It now appears as if Tottenham have won the race to sign Ben Davies and that Swansea’s 21 year-old left-back will be heading for London in the near future for a reported £10m.
So what are Spurs getting?
Davies doesn’t receive anything like the same attention as he would if he were English, and so subsequently there are some very vague descriptions of him doing the rounds online. Either he is just being rashly compared to Luke Shaw or evaluations of him are being predicated on statistics alone - that’s not really fair.

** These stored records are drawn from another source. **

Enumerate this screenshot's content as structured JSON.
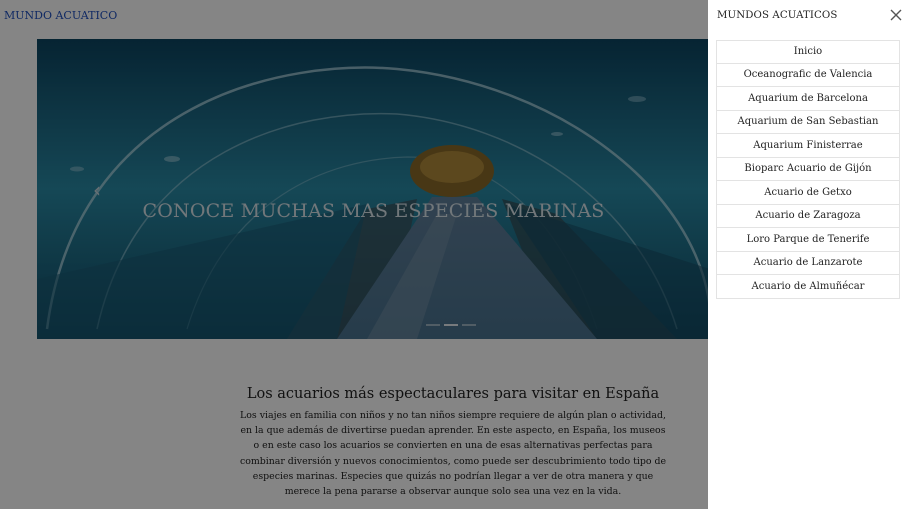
{
  "header": {
    "brand": "MUNDO ACUATICO"
  },
  "carousel": {
    "caption": "CONOCE MUCHAS MAS ESPECIES MARINAS",
    "prev_icon": "‹",
    "indicator_count": 3,
    "active_indicator": 1
  },
  "article": {
    "title": "Los acuarios más espectaculares para visitar en España",
    "body": "Los viajes en familia con niños y no tan niños siempre requiere de algún plan o actividad, en la que además de divertirse puedan aprender. En este aspecto, en España, los museos o en este caso los acuarios se convierten en una de esas alternativas perfectas para combinar diversión y nuevos conocimientos, como puede ser descubrimiento todo tipo de especies marinas. Especies que quizás no podrían llegar a ver de otra manera y que merece la pena pararse a observar aunque solo sea una vez en la vida."
  },
  "offcanvas": {
    "title": "MUNDOS ACUATICOS",
    "close_icon": "close-icon",
    "items": [
      {
        "label": "Inicio"
      },
      {
        "label": "Oceanografic de Valencia"
      },
      {
        "label": "Aquarium de Barcelona"
      },
      {
        "label": "Aquarium de San Sebastian"
      },
      {
        "label": "Aquarium Finisterrae"
      },
      {
        "label": "Bioparc Acuario de Gijón"
      },
      {
        "label": "Acuario de Getxo"
      },
      {
        "label": "Acuario de Zaragoza"
      },
      {
        "label": "Loro Parque de Tenerife"
      },
      {
        "label": "Acuario de Lanzarote"
      },
      {
        "label": "Acuario de Almuñécar"
      }
    ]
  },
  "colors": {
    "brand_link": "#1f4fbf",
    "overlay": "rgba(0,0,0,0.48)"
  }
}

The Shaw comparison is understandable but it’s still a bit reductive. Manchester United have bought themselves a full-back who, more than likely, will end up playing further forward. Shaw is a very attack-orientated player who is at his best when crossing the halfway line with the ball at his feet. Louis Van Gaal hasn’t sanctioned a £30m transfer on a full-back, he’s green-lit a move for a player who he presumably imagines will one day be amongst the finest left-wingers in the country.
The same is not true of Ben Davies, he is a full-back and the position is his present and his future.

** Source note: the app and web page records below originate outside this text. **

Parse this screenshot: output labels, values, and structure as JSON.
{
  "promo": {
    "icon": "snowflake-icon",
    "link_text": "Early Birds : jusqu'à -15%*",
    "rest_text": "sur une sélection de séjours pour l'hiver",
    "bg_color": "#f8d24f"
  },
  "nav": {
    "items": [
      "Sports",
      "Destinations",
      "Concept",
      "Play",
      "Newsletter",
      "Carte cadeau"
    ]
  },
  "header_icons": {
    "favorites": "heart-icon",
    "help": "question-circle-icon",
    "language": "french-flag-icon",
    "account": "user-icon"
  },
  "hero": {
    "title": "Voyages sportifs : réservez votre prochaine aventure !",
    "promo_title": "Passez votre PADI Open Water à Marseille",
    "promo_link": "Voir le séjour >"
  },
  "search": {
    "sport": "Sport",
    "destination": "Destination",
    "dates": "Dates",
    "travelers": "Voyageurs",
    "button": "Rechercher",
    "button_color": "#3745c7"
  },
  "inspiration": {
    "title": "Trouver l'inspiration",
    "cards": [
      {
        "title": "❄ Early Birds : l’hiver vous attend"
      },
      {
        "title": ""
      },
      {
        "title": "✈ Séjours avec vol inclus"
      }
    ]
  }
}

Swansea are supposedly asking only £10m for him, and in this time of vastly inflated transfer fees that seems to have created something of a red flag with Tottenham fans. Truthfully though, that price is reflective of that reality described above - left-backs are not that valuable and players like Davies, who do not have an attacking flourish to their game, are never going to command enormous, Luke Shaw-sized fees.

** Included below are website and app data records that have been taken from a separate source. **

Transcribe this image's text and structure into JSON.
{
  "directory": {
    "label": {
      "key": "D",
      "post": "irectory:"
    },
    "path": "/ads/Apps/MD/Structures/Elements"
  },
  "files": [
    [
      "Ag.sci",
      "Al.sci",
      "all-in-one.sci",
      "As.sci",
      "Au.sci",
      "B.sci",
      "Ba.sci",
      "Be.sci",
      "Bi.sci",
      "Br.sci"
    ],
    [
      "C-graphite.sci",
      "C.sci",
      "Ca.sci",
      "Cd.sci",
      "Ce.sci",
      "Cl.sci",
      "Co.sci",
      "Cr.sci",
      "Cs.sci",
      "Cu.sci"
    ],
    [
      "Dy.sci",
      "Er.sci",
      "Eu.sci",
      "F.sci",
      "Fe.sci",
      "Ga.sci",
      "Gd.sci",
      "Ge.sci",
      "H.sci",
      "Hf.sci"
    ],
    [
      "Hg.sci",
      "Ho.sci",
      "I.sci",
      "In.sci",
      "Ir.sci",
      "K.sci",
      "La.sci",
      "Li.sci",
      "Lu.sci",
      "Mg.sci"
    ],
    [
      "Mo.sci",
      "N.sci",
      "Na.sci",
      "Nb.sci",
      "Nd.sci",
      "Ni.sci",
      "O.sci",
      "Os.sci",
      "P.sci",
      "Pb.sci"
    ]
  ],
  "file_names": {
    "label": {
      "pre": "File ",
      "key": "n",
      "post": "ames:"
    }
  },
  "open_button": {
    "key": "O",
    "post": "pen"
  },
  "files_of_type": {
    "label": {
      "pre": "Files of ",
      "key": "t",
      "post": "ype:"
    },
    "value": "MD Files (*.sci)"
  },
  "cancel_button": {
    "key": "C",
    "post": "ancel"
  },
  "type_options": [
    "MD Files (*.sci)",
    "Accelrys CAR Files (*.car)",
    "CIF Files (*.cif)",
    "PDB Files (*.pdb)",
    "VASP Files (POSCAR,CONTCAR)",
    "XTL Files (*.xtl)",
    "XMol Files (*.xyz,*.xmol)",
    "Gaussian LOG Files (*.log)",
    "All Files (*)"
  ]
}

As you would expect with 21 year-old, he is not the finished product yet and he is still susceptible to poor judgement around his own box and he is liable to struggle against the very best wingers in the league. Part of becoming a good defender, however, is acquiring experience from poor performances and learning from errors, and that’s just something that Davies has to go through - but don’t mistake that naivety for anything more long-term, this player’s building blocks are very sound.
He’s good technically and his usage of the ball is typically very reliable, he is enormously impressive from an athletic and stamina viewpoint, and he’s very capable with the ball at his feet. If he moves to Tottenham in the coming days, then the club’s supporters will almost certainly notice his rough edges, but his potential will also be blindingly obvious and that £10m fee will seem like very good business.
The difference between him and, say, Danny Rose, is that Davies has a feel for the left-back position and a natural instinct within the role. He’s not a world-beater, he’s not going to shift thousands of replica shirts from the club shop, but over time he would become a very significant addition.
Rose, with all due respect, is just a player who has ended up at left-back because of his limitations in more advanced positions. That is not the case with Davies, because he is actually a defender.
In a world where Tottenham are not playing Champions League football and are also mindful of having to finance a new stadium, this is a solid transfer and one which should prove extremely successful.
Comparisons are nearly always foolish and they usually bite you, but Ben Davies can become to Tottenham what Pablo Zabaleta already is to Manchester City. They are not comparable yet, but Davies can grow into that type of full-back: reliable, balanced, and tactically intelligent - not flashy, not likely to be the inspiration for any YouTube videos, but someone who becomes incredibly valuable without anyone paying too much attention.